TASK PROMPT:
State how many lines of the entries hold the string "легиткени". Reply with the number alone.

DATA TO EXAMINE:
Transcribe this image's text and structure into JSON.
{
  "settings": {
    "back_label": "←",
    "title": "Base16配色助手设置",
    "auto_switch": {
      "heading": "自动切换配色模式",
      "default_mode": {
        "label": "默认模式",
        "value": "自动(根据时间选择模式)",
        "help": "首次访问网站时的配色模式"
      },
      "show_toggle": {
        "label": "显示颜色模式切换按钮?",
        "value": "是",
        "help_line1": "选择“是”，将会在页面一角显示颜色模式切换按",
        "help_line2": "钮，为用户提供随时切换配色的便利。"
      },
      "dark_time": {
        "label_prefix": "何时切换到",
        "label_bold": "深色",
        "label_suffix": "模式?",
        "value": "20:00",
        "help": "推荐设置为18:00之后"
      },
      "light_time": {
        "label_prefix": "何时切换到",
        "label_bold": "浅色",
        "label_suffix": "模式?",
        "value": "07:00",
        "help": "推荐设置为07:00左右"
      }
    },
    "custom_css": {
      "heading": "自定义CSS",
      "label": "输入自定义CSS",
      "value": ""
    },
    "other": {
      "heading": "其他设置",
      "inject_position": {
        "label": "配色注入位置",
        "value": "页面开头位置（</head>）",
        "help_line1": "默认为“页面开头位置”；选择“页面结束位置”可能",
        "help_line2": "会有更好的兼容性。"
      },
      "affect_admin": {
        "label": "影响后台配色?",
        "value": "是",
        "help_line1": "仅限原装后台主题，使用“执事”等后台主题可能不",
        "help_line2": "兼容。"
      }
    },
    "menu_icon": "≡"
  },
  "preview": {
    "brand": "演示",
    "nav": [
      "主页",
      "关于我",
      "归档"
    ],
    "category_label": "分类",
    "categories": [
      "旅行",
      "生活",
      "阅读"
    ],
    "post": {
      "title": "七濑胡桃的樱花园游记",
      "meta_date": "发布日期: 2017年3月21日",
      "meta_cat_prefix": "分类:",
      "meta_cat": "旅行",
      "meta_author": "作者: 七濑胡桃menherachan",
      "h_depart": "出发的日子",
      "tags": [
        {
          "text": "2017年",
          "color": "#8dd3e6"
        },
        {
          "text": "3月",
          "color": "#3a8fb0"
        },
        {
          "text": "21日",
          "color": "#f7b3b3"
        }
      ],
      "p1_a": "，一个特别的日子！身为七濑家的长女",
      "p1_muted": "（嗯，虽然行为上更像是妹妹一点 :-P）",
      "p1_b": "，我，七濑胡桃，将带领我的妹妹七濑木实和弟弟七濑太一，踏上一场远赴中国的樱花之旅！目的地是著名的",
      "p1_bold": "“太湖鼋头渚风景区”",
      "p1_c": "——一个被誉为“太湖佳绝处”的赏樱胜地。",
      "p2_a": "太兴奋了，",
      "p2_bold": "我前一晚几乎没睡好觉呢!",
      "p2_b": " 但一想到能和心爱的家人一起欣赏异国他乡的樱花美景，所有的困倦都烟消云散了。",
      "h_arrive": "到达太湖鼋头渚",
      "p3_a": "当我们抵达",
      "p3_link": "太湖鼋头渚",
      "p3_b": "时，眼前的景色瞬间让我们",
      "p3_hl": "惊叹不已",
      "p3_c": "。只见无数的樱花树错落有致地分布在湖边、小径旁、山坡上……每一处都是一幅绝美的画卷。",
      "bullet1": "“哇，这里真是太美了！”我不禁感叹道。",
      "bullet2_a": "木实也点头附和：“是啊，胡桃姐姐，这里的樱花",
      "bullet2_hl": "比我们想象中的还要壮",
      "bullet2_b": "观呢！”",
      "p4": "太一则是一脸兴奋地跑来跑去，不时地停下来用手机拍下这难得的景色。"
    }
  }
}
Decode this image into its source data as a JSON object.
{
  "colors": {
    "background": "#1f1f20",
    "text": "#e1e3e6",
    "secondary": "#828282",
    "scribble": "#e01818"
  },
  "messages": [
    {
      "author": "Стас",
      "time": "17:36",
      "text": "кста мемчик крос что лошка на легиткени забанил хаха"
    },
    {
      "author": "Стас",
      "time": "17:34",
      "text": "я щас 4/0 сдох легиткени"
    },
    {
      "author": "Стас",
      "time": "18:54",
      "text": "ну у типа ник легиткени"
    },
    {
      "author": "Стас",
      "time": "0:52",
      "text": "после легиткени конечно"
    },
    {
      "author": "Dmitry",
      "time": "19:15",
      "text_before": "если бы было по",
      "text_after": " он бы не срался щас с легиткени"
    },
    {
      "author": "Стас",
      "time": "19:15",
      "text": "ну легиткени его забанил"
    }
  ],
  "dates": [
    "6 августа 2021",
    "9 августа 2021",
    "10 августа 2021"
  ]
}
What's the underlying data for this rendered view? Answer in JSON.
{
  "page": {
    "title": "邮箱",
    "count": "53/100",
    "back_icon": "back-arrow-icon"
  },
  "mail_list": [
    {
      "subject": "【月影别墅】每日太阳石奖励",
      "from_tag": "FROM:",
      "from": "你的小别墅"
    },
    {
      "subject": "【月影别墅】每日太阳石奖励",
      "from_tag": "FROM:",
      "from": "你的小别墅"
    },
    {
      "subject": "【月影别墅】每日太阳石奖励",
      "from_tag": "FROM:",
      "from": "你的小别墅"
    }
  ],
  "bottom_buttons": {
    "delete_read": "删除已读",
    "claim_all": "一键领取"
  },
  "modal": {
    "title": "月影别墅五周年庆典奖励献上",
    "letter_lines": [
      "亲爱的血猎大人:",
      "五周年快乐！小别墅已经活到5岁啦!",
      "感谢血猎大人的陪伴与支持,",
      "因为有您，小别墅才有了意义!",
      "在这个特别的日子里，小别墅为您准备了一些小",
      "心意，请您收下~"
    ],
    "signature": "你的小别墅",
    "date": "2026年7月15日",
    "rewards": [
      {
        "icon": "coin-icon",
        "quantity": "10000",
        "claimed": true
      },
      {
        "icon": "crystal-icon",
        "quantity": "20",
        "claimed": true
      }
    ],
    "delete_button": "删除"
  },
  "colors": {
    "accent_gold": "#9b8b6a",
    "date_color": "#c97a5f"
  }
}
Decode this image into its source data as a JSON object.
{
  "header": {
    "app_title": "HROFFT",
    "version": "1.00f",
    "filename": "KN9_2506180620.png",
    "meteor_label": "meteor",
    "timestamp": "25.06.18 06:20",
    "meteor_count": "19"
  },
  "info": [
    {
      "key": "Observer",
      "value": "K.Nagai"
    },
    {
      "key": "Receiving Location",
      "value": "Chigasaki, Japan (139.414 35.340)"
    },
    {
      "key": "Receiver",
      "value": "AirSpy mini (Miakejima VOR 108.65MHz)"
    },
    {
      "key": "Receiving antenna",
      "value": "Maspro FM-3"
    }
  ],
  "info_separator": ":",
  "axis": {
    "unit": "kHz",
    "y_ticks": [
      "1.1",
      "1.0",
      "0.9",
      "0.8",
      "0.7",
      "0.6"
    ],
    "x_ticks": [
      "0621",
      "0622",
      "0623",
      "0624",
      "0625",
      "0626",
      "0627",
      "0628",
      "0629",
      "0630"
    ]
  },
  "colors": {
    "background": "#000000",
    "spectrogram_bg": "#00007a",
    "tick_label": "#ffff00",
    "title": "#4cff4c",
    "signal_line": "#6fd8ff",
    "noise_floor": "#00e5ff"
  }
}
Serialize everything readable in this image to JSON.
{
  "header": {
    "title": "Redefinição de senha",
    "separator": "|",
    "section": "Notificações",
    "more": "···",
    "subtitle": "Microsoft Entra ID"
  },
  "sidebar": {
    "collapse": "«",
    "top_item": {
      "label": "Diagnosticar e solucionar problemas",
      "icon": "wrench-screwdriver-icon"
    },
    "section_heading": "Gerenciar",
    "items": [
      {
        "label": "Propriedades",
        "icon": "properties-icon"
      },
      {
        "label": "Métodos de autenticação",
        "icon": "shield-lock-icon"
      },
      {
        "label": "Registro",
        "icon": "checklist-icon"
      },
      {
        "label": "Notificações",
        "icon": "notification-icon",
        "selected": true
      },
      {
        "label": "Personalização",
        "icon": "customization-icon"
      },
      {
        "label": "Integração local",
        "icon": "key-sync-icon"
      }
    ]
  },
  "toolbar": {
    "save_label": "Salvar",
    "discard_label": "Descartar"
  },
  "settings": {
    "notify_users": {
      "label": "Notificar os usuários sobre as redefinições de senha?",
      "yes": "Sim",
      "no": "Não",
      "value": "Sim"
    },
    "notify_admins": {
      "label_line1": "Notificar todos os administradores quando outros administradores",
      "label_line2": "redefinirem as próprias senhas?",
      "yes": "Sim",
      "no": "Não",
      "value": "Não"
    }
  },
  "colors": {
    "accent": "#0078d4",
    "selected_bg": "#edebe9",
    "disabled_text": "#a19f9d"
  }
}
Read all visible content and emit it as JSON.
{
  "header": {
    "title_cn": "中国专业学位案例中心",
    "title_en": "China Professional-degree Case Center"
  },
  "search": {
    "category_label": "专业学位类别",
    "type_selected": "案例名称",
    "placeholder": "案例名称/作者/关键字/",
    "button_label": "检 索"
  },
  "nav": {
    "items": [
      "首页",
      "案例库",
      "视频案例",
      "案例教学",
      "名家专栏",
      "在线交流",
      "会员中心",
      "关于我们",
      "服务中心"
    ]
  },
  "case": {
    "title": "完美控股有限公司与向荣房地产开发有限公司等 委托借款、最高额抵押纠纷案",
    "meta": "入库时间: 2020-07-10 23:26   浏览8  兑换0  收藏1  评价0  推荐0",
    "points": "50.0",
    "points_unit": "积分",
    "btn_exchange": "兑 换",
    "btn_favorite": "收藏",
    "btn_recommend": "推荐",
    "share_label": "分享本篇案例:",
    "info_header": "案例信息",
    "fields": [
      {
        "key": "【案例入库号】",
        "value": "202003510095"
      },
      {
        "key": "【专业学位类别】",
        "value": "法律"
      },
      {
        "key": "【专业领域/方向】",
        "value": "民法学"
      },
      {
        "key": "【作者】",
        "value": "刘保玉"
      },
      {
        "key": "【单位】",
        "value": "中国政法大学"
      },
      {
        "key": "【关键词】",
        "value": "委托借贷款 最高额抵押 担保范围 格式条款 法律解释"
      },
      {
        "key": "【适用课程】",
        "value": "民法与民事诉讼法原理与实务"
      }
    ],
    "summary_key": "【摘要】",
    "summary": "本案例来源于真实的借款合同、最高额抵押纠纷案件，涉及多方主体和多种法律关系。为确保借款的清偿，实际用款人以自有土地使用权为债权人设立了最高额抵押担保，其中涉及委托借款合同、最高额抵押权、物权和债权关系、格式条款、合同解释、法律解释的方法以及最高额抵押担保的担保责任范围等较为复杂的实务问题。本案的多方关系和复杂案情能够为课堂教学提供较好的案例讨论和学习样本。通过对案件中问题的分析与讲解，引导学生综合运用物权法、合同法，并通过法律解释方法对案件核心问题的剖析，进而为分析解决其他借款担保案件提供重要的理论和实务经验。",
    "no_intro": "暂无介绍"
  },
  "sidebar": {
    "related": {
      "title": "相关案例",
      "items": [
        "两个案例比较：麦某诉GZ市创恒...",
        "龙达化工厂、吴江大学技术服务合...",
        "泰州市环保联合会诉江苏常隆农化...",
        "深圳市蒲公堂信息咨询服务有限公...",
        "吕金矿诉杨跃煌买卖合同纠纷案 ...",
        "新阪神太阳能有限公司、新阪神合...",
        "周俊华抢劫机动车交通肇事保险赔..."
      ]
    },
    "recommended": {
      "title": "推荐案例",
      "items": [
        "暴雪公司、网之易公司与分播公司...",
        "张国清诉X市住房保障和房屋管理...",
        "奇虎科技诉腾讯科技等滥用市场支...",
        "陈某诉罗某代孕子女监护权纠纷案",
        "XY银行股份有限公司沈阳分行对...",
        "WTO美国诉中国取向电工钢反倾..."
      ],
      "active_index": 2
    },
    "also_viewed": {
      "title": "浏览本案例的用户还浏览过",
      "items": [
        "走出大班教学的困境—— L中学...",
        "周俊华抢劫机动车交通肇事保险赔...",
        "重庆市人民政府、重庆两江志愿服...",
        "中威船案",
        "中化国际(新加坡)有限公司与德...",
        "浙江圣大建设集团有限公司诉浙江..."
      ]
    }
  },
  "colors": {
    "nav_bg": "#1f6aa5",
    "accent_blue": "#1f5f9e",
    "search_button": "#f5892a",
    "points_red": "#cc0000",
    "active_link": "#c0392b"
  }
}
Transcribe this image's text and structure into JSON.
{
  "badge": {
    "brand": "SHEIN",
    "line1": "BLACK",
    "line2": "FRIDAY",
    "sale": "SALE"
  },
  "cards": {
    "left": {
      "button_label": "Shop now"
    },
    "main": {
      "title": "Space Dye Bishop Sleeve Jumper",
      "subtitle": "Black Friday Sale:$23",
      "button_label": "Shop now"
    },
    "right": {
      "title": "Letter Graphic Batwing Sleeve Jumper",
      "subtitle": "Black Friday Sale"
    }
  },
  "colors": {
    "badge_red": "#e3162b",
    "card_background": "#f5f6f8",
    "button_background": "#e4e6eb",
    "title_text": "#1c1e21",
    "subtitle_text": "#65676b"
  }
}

RESULT OF THE TASK:
6